====== DATA PROVIDED ======

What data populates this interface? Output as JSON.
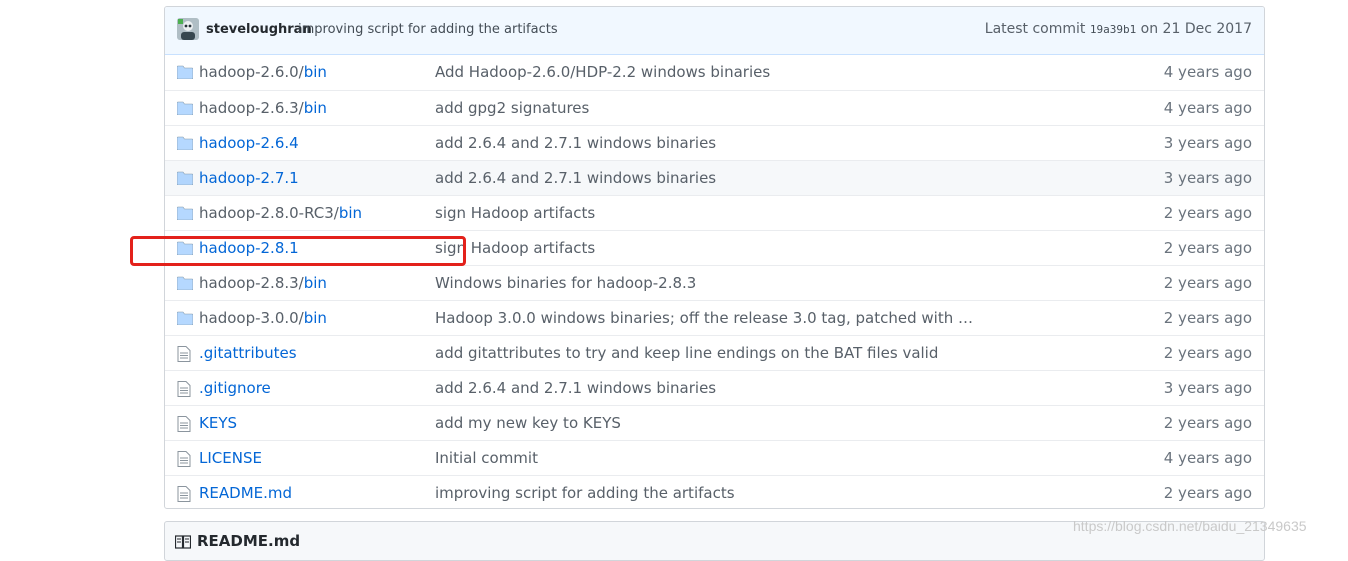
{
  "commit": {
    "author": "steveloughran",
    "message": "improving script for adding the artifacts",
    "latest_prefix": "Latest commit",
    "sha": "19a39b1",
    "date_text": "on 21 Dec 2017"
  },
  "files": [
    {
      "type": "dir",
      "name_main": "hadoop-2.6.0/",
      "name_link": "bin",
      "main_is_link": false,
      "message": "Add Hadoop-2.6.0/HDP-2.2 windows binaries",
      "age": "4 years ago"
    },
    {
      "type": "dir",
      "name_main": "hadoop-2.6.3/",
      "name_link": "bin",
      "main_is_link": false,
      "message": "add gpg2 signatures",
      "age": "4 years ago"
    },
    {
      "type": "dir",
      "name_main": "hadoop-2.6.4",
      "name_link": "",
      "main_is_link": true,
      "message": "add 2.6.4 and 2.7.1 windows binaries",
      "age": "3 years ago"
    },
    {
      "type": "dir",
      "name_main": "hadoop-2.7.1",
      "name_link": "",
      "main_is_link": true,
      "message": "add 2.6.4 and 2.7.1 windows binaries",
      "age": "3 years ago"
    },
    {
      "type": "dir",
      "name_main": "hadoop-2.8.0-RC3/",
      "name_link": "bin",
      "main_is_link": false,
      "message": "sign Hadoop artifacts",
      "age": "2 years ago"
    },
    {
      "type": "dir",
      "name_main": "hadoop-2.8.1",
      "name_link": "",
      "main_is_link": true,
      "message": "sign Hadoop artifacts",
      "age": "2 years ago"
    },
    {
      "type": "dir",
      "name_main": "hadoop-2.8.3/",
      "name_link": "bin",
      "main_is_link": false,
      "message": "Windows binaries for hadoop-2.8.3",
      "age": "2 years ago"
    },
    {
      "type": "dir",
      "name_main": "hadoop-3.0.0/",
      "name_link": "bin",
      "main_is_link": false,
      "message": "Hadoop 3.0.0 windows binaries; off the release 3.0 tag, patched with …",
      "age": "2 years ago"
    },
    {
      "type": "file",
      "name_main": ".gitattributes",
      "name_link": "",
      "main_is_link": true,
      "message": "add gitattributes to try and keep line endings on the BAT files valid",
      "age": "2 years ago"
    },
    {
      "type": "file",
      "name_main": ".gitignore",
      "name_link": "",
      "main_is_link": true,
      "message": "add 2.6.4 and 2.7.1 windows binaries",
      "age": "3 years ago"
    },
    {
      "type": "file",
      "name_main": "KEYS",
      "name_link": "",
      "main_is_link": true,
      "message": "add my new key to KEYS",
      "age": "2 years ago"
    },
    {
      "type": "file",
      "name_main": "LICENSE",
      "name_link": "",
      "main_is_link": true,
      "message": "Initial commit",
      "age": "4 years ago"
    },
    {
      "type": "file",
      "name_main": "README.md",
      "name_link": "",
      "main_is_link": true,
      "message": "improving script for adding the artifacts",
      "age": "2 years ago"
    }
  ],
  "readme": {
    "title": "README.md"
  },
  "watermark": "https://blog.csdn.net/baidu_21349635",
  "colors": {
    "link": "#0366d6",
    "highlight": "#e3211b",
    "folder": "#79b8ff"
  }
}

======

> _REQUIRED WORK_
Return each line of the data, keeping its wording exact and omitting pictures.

> _WRITTEN SOLUTION_
What data populates this interface? Output as JSON.
{
  "commit": {
    "author": "steveloughran",
    "message": "improving script for adding the artifacts",
    "latest_prefix": "Latest commit",
    "sha": "19a39b1",
    "date_text": "on 21 Dec 2017"
  },
  "files": [
    {
      "type": "dir",
      "name_main": "hadoop-2.6.0/",
      "name_link": "bin",
      "main_is_link": false,
      "message": "Add Hadoop-2.6.0/HDP-2.2 windows binaries",
      "age": "4 years ago"
    },
    {
      "type": "dir",
      "name_main": "hadoop-2.6.3/",
      "name_link": "bin",
      "main_is_link": false,
      "message": "add gpg2 signatures",
      "age": "4 years ago"
    },
    {
      "type": "dir",
      "name_main": "hadoop-2.6.4",
      "name_link": "",
      "main_is_link": true,
      "message": "add 2.6.4 and 2.7.1 windows binaries",
      "age": "3 years ago"
    },
    {
      "type": "dir",
      "name_main": "hadoop-2.7.1",
      "name_link": "",
      "main_is_link": true,
      "message": "add 2.6.4 and 2.7.1 windows binaries",
      "age": "3 years ago"
    },
    {
      "type": "dir",
      "name_main": "hadoop-2.8.0-RC3/",
      "name_link": "bin",
      "main_is_link": false,
      "message": "sign Hadoop artifacts",
      "age": "2 years ago"
    },
    {
      "type": "dir",
      "name_main": "hadoop-2.8.1",
      "name_link": "",
      "main_is_link": true,
      "message": "sign Hadoop artifacts",
      "age": "2 years ago"
    },
    {
      "type": "dir",
      "name_main": "hadoop-2.8.3/",
      "name_link": "bin",
      "main_is_link": false,
      "message": "Windows binaries for hadoop-2.8.3",
      "age": "2 years ago"
    },
    {
      "type": "dir",
      "name_main": "hadoop-3.0.0/",
      "name_link": "bin",
      "main_is_link": false,
      "message": "Hadoop 3.0.0 windows binaries; off the release 3.0 tag, patched with …",
      "age": "2 years ago"
    },
    {
      "type": "file",
      "name_main": ".gitattributes",
      "name_link": "",
      "main_is_link": true,
      "message": "add gitattributes to try and keep line endings on the BAT files valid",
      "age": "2 years ago"
    },
    {
      "type": "file",
      "name_main": ".gitignore",
      "name_link": "",
      "main_is_link": true,
      "message": "add 2.6.4 and 2.7.1 windows binaries",
      "age": "3 years ago"
    },
    {
      "type": "file",
      "name_main": "KEYS",
      "name_link": "",
      "main_is_link": true,
      "message": "add my new key to KEYS",
      "age": "2 years ago"
    },
    {
      "type": "file",
      "name_main": "LICENSE",
      "name_link": "",
      "main_is_link": true,
      "message": "Initial commit",
      "age": "4 years ago"
    },
    {
      "type": "file",
      "name_main": "README.md",
      "name_link": "",
      "main_is_link": true,
      "message": "improving script for adding the artifacts",
      "age": "2 years ago"
    }
  ],
  "readme": {
    "title": "README.md"
  },
  "watermark": "https://blog.csdn.net/baidu_21349635",
  "colors": {
    "link": "#0366d6",
    "highlight": "#e3211b",
    "folder": "#79b8ff"
  }
}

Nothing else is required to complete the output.